Records supplied Start Marker

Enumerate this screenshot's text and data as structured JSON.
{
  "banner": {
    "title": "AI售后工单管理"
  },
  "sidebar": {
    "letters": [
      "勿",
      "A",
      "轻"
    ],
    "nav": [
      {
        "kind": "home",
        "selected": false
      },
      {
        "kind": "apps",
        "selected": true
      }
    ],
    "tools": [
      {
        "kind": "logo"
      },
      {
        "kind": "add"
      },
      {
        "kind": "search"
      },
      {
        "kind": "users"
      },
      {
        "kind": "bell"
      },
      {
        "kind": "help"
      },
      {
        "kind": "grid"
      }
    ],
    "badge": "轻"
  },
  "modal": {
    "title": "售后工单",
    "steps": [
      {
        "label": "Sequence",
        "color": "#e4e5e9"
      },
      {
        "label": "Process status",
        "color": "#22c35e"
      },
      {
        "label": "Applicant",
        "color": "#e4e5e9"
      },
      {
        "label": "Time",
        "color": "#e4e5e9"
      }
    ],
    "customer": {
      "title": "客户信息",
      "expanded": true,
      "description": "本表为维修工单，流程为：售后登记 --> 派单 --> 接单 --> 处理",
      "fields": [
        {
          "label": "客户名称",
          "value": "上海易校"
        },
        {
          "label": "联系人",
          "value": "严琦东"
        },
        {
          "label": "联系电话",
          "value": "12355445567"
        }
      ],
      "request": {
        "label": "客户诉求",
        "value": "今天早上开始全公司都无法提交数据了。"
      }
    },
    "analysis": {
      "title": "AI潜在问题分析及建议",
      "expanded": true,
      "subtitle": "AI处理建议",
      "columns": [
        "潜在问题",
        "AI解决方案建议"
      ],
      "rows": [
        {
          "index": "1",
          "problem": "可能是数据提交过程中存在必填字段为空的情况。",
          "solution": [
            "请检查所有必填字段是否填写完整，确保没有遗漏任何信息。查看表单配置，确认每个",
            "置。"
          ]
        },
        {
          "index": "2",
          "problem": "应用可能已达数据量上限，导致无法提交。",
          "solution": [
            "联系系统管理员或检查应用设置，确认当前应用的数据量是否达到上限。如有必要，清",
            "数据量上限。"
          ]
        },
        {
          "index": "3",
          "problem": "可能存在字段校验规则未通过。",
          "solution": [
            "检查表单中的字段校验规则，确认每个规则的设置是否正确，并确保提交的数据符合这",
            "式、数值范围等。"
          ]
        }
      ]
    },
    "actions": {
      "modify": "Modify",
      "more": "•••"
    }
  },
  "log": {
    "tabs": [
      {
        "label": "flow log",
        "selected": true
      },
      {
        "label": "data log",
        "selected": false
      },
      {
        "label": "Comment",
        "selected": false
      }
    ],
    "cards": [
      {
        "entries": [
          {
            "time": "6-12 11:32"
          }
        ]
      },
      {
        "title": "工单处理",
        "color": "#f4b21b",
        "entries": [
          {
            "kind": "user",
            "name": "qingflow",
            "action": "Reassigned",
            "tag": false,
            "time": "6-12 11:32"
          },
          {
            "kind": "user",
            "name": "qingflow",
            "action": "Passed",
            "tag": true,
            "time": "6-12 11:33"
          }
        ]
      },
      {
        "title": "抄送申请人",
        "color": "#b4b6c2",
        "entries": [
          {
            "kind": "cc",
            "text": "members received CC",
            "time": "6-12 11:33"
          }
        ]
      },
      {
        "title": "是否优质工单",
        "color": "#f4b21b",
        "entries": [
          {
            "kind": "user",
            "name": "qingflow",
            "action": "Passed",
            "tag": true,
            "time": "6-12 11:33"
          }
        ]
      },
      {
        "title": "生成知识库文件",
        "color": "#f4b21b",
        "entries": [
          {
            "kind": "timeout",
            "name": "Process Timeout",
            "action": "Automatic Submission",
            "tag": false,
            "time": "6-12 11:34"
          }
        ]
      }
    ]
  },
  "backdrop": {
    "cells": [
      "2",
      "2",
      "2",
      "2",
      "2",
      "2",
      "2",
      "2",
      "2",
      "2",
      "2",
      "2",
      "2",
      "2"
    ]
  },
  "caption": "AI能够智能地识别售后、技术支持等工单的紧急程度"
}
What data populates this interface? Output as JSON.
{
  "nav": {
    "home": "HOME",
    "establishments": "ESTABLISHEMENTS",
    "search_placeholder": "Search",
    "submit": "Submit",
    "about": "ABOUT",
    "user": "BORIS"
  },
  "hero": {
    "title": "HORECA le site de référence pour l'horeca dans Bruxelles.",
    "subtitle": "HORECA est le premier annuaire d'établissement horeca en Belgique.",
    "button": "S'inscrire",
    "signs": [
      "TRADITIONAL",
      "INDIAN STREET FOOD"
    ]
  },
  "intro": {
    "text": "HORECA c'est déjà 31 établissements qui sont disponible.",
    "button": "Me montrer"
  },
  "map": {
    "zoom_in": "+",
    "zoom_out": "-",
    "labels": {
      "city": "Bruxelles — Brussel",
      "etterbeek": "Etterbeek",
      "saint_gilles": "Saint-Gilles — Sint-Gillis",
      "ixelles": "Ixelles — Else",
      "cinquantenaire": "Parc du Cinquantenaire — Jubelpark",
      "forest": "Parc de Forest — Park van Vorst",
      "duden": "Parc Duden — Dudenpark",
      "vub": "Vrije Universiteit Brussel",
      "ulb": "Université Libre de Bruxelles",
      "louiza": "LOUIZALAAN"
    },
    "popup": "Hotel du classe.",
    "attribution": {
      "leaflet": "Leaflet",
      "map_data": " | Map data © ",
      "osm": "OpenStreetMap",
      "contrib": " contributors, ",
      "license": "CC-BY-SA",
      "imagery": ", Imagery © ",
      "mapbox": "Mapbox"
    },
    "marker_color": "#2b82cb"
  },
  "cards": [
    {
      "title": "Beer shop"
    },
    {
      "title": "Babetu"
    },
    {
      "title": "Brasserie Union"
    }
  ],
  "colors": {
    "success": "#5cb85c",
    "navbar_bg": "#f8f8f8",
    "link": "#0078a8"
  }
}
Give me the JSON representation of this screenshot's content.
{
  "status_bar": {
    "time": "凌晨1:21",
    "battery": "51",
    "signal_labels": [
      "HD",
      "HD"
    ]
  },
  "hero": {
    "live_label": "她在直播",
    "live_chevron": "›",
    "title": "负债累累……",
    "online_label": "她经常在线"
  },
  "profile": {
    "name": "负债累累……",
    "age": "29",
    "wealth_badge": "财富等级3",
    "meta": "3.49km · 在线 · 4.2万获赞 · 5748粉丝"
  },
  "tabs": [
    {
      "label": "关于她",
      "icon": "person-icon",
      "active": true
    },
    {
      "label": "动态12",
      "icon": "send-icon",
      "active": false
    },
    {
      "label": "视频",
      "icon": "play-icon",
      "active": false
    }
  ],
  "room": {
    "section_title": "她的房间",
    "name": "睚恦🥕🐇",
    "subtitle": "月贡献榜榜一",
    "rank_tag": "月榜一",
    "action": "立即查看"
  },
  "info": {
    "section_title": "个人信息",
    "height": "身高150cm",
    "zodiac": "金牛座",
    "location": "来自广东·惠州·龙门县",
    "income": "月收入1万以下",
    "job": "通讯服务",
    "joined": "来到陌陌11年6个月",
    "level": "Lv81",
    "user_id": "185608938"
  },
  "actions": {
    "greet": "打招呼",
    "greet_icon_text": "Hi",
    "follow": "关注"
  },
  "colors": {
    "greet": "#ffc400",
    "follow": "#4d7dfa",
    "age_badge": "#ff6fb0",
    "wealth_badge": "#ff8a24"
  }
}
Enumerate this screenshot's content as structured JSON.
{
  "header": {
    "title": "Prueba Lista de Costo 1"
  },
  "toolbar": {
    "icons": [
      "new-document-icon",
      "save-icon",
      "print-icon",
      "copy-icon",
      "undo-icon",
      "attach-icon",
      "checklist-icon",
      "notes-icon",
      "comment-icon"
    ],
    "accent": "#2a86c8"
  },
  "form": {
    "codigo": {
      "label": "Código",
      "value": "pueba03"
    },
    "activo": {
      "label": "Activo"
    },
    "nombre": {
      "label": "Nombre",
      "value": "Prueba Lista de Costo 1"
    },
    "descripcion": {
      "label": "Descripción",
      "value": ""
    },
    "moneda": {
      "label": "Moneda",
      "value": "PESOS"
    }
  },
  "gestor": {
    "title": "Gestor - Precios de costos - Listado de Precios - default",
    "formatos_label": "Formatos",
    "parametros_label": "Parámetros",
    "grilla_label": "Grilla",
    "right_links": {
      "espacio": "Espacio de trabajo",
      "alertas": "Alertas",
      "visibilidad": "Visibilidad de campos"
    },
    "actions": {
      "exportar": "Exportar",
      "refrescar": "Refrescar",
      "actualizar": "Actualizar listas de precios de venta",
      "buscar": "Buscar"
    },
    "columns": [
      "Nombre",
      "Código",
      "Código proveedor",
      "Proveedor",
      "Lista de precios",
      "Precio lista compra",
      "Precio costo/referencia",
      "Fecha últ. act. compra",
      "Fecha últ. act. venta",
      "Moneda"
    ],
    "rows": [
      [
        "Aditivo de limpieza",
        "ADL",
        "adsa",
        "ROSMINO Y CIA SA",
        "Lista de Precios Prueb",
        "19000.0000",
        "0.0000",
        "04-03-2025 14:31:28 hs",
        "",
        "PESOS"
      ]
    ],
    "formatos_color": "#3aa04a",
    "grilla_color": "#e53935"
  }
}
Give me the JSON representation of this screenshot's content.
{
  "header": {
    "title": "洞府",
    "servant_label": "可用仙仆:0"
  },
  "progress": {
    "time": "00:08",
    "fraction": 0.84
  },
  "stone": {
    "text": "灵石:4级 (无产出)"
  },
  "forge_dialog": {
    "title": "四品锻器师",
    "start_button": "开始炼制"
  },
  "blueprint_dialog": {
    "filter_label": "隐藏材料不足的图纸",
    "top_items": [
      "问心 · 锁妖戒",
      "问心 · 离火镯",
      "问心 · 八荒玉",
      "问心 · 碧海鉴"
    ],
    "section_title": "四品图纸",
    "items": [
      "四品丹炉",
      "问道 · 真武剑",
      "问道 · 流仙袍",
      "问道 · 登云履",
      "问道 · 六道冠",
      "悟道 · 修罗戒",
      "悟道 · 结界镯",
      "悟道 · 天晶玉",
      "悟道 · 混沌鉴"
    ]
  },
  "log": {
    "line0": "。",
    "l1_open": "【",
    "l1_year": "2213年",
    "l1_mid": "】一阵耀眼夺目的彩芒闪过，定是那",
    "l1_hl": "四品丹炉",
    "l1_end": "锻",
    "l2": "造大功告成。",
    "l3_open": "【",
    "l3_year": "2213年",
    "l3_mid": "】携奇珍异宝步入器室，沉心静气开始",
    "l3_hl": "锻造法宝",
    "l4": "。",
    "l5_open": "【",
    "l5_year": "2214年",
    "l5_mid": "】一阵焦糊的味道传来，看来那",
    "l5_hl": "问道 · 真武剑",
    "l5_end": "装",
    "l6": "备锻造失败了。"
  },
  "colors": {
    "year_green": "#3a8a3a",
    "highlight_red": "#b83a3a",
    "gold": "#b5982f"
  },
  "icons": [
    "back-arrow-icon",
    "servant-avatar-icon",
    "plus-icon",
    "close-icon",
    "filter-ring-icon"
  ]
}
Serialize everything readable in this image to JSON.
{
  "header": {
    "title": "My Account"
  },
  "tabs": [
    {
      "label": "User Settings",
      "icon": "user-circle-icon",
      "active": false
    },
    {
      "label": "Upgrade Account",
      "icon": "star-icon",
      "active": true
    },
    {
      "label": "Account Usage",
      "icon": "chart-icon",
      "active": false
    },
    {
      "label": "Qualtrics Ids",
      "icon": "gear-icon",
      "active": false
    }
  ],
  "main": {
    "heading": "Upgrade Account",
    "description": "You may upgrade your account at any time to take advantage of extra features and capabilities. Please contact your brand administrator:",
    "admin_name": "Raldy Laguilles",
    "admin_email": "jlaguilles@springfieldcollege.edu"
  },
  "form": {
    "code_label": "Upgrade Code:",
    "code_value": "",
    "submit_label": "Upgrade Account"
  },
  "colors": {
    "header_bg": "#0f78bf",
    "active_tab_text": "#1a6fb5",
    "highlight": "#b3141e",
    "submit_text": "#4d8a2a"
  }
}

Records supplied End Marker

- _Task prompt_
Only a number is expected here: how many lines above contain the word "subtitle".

- _Output below_
3